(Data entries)
=-=-=
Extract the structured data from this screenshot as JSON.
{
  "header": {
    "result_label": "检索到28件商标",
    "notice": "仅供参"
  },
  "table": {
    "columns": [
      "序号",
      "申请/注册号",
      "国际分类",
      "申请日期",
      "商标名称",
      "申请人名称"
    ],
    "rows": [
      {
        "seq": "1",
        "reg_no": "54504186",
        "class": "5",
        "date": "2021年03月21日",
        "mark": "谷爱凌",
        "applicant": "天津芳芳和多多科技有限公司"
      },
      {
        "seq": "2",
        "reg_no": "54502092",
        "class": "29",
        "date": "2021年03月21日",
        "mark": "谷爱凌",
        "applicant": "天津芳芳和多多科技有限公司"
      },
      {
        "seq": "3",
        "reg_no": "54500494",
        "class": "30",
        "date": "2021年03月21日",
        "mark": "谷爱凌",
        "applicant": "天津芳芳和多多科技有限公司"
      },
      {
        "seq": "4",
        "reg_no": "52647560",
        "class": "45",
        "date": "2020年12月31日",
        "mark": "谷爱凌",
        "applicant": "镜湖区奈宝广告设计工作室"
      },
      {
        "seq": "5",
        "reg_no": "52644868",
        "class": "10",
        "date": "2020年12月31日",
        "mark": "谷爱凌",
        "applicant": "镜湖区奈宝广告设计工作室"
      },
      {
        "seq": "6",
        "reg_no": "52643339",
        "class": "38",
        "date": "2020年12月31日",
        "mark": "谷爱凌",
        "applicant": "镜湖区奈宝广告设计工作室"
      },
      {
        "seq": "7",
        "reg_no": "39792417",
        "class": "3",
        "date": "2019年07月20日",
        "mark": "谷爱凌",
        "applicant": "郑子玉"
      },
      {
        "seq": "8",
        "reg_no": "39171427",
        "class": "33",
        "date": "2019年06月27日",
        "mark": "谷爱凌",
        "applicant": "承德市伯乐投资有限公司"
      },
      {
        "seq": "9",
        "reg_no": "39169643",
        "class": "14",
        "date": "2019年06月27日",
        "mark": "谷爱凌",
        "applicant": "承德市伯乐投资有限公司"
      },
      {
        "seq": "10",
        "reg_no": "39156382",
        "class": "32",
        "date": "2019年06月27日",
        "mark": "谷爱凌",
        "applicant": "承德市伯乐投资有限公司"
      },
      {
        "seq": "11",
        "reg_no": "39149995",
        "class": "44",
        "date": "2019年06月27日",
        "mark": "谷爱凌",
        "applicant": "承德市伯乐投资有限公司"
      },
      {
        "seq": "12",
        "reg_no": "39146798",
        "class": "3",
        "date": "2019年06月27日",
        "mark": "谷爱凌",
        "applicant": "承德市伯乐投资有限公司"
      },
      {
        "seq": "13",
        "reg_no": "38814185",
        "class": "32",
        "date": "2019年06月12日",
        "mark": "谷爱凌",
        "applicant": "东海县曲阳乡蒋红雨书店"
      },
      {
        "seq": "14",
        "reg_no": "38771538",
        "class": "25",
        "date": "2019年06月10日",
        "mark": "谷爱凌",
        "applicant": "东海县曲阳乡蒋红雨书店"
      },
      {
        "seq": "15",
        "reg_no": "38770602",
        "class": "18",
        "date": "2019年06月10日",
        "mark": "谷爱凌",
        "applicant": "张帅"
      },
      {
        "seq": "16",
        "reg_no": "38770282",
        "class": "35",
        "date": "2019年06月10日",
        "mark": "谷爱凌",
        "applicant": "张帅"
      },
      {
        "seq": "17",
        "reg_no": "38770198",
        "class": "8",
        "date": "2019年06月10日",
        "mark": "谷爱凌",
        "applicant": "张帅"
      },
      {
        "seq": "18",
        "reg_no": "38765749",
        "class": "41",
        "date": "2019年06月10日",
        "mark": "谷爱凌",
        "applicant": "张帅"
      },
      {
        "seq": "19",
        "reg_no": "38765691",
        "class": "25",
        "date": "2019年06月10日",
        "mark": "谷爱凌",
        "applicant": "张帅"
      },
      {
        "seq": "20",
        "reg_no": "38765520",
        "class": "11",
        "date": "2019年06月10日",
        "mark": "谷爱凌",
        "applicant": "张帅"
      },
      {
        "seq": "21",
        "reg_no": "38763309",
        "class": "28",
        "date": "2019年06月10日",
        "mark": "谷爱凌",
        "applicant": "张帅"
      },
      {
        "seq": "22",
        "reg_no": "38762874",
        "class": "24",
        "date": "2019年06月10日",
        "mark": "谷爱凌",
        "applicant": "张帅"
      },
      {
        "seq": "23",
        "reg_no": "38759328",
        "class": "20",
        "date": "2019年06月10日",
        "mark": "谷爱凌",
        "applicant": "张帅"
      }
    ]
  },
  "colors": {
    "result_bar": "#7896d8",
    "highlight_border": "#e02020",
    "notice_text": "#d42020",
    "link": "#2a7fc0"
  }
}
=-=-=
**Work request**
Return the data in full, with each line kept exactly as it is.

**Answer to this task**
Extract the structured data from this screenshot as JSON.
{
  "header": {
    "result_label": "检索到28件商标",
    "notice": "仅供参"
  },
  "table": {
    "columns": [
      "序号",
      "申请/注册号",
      "国际分类",
      "申请日期",
      "商标名称",
      "申请人名称"
    ],
    "rows": [
      {
        "seq": "1",
        "reg_no": "54504186",
        "class": "5",
        "date": "2021年03月21日",
        "mark": "谷爱凌",
        "applicant": "天津芳芳和多多科技有限公司"
      },
      {
        "seq": "2",
        "reg_no": "54502092",
        "class": "29",
        "date": "2021年03月21日",
        "mark": "谷爱凌",
        "applicant": "天津芳芳和多多科技有限公司"
      },
      {
        "seq": "3",
        "reg_no": "54500494",
        "class": "30",
        "date": "2021年03月21日",
        "mark": "谷爱凌",
        "applicant": "天津芳芳和多多科技有限公司"
      },
      {
        "seq": "4",
        "reg_no": "52647560",
        "class": "45",
        "date": "2020年12月31日",
        "mark": "谷爱凌",
        "applicant": "镜湖区奈宝广告设计工作室"
      },
      {
        "seq": "5",
        "reg_no": "52644868",
        "class": "10",
        "date": "2020年12月31日",
        "mark": "谷爱凌",
        "applicant": "镜湖区奈宝广告设计工作室"
      },
      {
        "seq": "6",
        "reg_no": "52643339",
        "class": "38",
        "date": "2020年12月31日",
        "mark": "谷爱凌",
        "applicant": "镜湖区奈宝广告设计工作室"
      },
      {
        "seq": "7",
        "reg_no": "39792417",
        "class": "3",
        "date": "2019年07月20日",
        "mark": "谷爱凌",
        "applicant": "郑子玉"
      },
      {
        "seq": "8",
        "reg_no": "39171427",
        "class": "33",
        "date": "2019年06月27日",
        "mark": "谷爱凌",
        "applicant": "承德市伯乐投资有限公司"
      },
      {
        "seq": "9",
        "reg_no": "39169643",
        "class": "14",
        "date": "2019年06月27日",
        "mark": "谷爱凌",
        "applicant": "承德市伯乐投资有限公司"
      },
      {
        "seq": "10",
        "reg_no": "39156382",
        "class": "32",
        "date": "2019年06月27日",
        "mark": "谷爱凌",
        "applicant": "承德市伯乐投资有限公司"
      },
      {
        "seq": "11",
        "reg_no": "39149995",
        "class": "44",
        "date": "2019年06月27日",
        "mark": "谷爱凌",
        "applicant": "承德市伯乐投资有限公司"
      },
      {
        "seq": "12",
        "reg_no": "39146798",
        "class": "3",
        "date": "2019年06月27日",
        "mark": "谷爱凌",
        "applicant": "承德市伯乐投资有限公司"
      },
      {
        "seq": "13",
        "reg_no": "38814185",
        "class": "32",
        "date": "2019年06月12日",
        "mark": "谷爱凌",
        "applicant": "东海县曲阳乡蒋红雨书店"
      },
      {
        "seq": "14",
        "reg_no": "38771538",
        "class": "25",
        "date": "2019年06月10日",
        "mark": "谷爱凌",
        "applicant": "东海县曲阳乡蒋红雨书店"
      },
      {
        "seq": "15",
        "reg_no": "38770602",
        "class": "18",
        "date": "2019年06月10日",
        "mark": "谷爱凌",
        "applicant": "张帅"
      },
      {
        "seq": "16",
        "reg_no": "38770282",
        "class": "35",
        "date": "2019年06月10日",
        "mark": "谷爱凌",
        "applicant": "张帅"
      },
      {
        "seq": "17",
        "reg_no": "38770198",
        "class": "8",
        "date": "2019年06月10日",
        "mark": "谷爱凌",
        "applicant": "张帅"
      },
      {
        "seq": "18",
        "reg_no": "38765749",
        "class": "41",
        "date": "2019年06月10日",
        "mark": "谷爱凌",
        "applicant": "张帅"
      },
      {
        "seq": "19",
        "reg_no": "38765691",
        "class": "25",
        "date": "2019年06月10日",
        "mark": "谷爱凌",
        "applicant": "张帅"
      },
      {
        "seq": "20",
        "reg_no": "38765520",
        "class": "11",
        "date": "2019年06月10日",
        "mark": "谷爱凌",
        "applicant": "张帅"
      },
      {
        "seq": "21",
        "reg_no": "38763309",
        "class": "28",
        "date": "2019年06月10日",
        "mark": "谷爱凌",
        "applicant": "张帅"
      },
      {
        "seq": "22",
        "reg_no": "38762874",
        "class": "24",
        "date": "2019年06月10日",
        "mark": "谷爱凌",
        "applicant": "张帅"
      },
      {
        "seq": "23",
        "reg_no": "38759328",
        "class": "20",
        "date": "2019年06月10日",
        "mark": "谷爱凌",
        "applicant": "张帅"
      }
    ]
  },
  "colors": {
    "result_bar": "#7896d8",
    "highlight_border": "#e02020",
    "notice_text": "#d42020",
    "link": "#2a7fc0"
  }
}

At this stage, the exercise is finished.